The government’s decision to replace Zhemgang with Sarpang for the tourism flagship programme is in contravention of the Budget and Appropriation Act and must be reconsidered.
This is what NC has conveyed to the government through a letter addressed to the prime minister with copies to the Speaker, the foreign minister and the opposition leader a few days ago. The stand was taken at a recently held plenary.
The National Assembly on June 14 passed the National Budget Report 2019-20, which allocated Nu 11 million each for Zhemgang, Lhuentse, Dagana and Gasa for the tourism flagship programme.
However, 10 days later, the cabinet secretary on June 24 wrote to the GNHC secretary announcing the Prime Minister’s approval of the Tourism Council of Bhutan’s (TCB) proposal to replace Zhemgang with Sarpang. The prime minister chairs the GNHC, while the foreign minister chairs the TCB.
The prime minister’s decision came after both Houses of parliament had passed the Budget and Appropriation Bill.
The NC stated that the National Budget Report 2019-20 is “deemed legally binding” on the government to ensure implementation of the activities and programmes as per the allocation.
This implies that the tourism flagship programme should be implemented as decided in the budget.
The NC reasoned that the budget report is an integral part of the Budget Appropriation Bill 2019-20, which becomes a law after the royal assent.
According to the NC, the government’s decision is viewed as not in line with the Budget Appropriation Bill 2019-20 and the National Budget Report 2019-20.
Expressing its concern, the NC called upon the government to review the decision and take appropriate action. Both the National Assembly and the National Council passed the Budget Appropriation Bill 2019-20 of Nu 64,826 million.
NC’s Deputy Chairperson and spokesperson, Jigme Wangchuk, said,” We don’t know what action the government will take. We have expressed our concern.”
An official from the Prime Minister’s Office told Kuensel that it is reviewing the NC’s concern.
The cabinet secretary’s letter had stated that the decision was taken to ensure regional distribution in selection of the focus dzongkhags. However, as per the letter, it is not clear if the matter was discussed and endorsed by the cabinet.
Cabinet Secretary Kesang Wangdi wrote, “I am pleased to convey the approval of the Hon’ble Prime Minister on the proposal from the TCB to include Sarpang as one of the four focus dzongkhags in the Tourism Development Flagship Program of the 12th Plan, in place of Zhemgang.”
At a recent press conference, foreign minister Dr Tandi Dorji said the Constitution, National Assembly Act and the Public Finance Act gave full authority to the executive to decide on plans and programmes of the country. He said that the flagship programme that has been passed by the parliament was a policy decision where the executive has full authority.
However, MPs who are not in support of the government’s decision say the Budget Appropriation Act is a law unlike other resolutions of parliament and is binding.

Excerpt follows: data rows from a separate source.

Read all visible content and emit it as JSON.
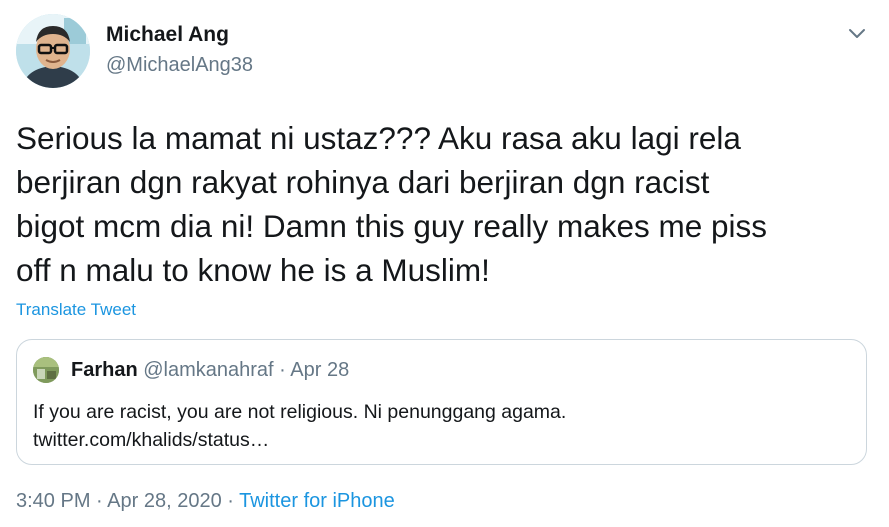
{
  "author": {
    "name": "Michael Ang",
    "handle": "@MichaelAng38",
    "avatar": "avatar-photo"
  },
  "menu_icon": "chevron-down-icon",
  "tweet": {
    "text": "Serious la mamat ni ustaz??? Aku rasa aku lagi rela\nberjiran dgn rakyat rohinya dari berjiran dgn racist\nbigot mcm dia ni! Damn this guy really makes me piss\noff n malu to know he is a Muslim!",
    "translate_label": "Translate Tweet"
  },
  "quoted": {
    "name": "Farhan",
    "handle": "@lamkanahraf",
    "separator": " · ",
    "date": "Apr 28",
    "text": "If you are racist, you are not religious. Ni penunggang agama.",
    "link": "twitter.com/khalids/status…"
  },
  "footer": {
    "time": "3:40 PM",
    "separator1": " · ",
    "date": "Apr 28, 2020",
    "separator2": " · ",
    "source": "Twitter for iPhone"
  },
  "colors": {
    "link": "#1b95e0",
    "secondary_text": "#657786",
    "border": "#ccd6dd"
  }
}
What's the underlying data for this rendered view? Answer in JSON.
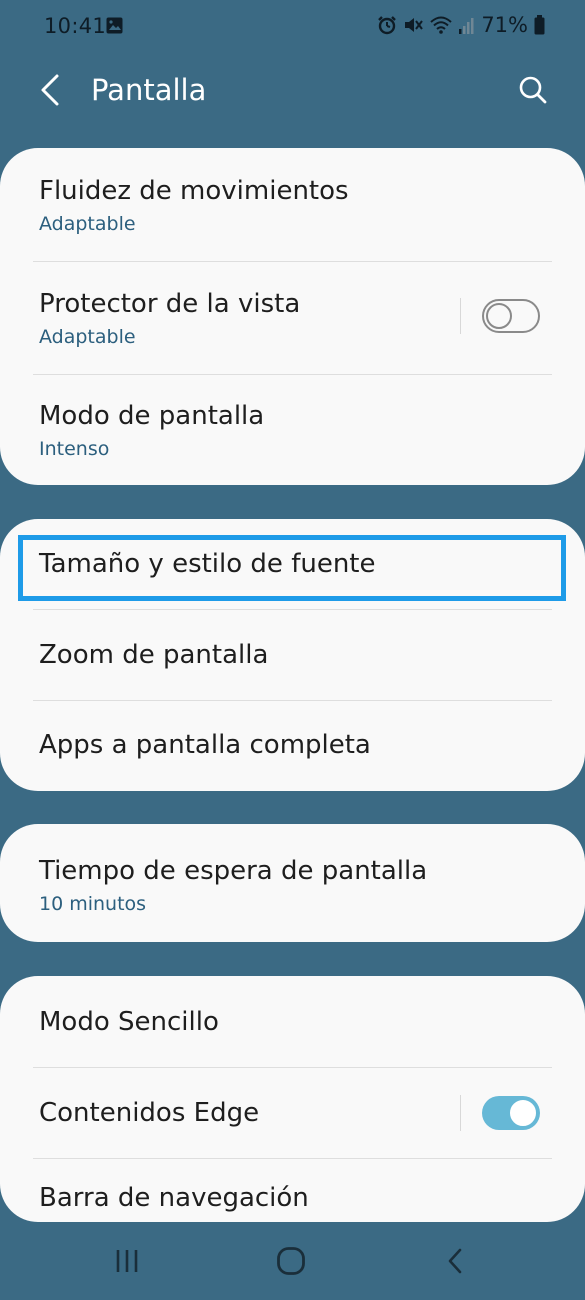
{
  "status_bar": {
    "time": "10:41",
    "battery": "71%"
  },
  "header": {
    "title": "Pantalla"
  },
  "colors": {
    "background": "#3b6a84",
    "card": "#f9f9f9",
    "subtitle": "#2c5f7e",
    "toggle_on": "#66b8d6",
    "highlight": "#1e9be8"
  },
  "cards": [
    {
      "items": [
        {
          "title": "Fluidez de movimientos",
          "subtitle": "Adaptable"
        },
        {
          "title": "Protector de la vista",
          "subtitle": "Adaptable",
          "toggle": "off"
        },
        {
          "title": "Modo de pantalla",
          "subtitle": "Intenso"
        }
      ]
    },
    {
      "items": [
        {
          "title": "Tamaño y estilo de fuente",
          "highlighted": true
        },
        {
          "title": "Zoom de pantalla"
        },
        {
          "title": "Apps a pantalla completa"
        }
      ]
    },
    {
      "items": [
        {
          "title": "Tiempo de espera de pantalla",
          "subtitle": "10 minutos"
        }
      ]
    },
    {
      "items": [
        {
          "title": "Modo Sencillo"
        },
        {
          "title": "Contenidos Edge",
          "toggle": "on"
        },
        {
          "title": "Barra de navegación"
        }
      ]
    }
  ],
  "icons": {
    "back": "back-arrow-icon",
    "search": "search-icon",
    "nav_recents": "recents-icon",
    "nav_home": "home-icon",
    "nav_back": "nav-back-icon"
  }
}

Article 14(10) of the Constitution states that any expenditure not included in the budget, or in excess of the budget appropriation, as well as the transfer of any fund from one part of the budget to another, shall be made in accordance with the law.
Section 10 of the Public Finance (amendment) Act states that money shall be appropriated for the requirement of the state through the annual Budget Appropriation Bill approved by Parliament.
Section 56, on revision of budget and appropriations, states, “The Minister of Finance may present to Parliament Supplementary Budget Appropriation Bills, outlining changes in appropriations and resource estimates with full justifications for the revisions. Such Bill shall be introduced to Parliament at the earliest sitting of Parliament after the last sitting.”
However, section 57 adds that such revisions in the Budget Appropriations may be considered only when circumstances have changed significantly such as in the case of shortfalls in revenues and other resources threatening macro-fiscal sustainability and substantial increase in costs of programmes as approved by the Cabinet among other specified reasons.
It was also learnt that the economic and finance committee of the National Assembly at its meeting held on July 15 decided to discuss the issue with the Speaker. A member, who attended the meeting, said the committee agreed that the decision was unlawful.
The 13-member committee comprises seven members from the ruling party and six from the opposition.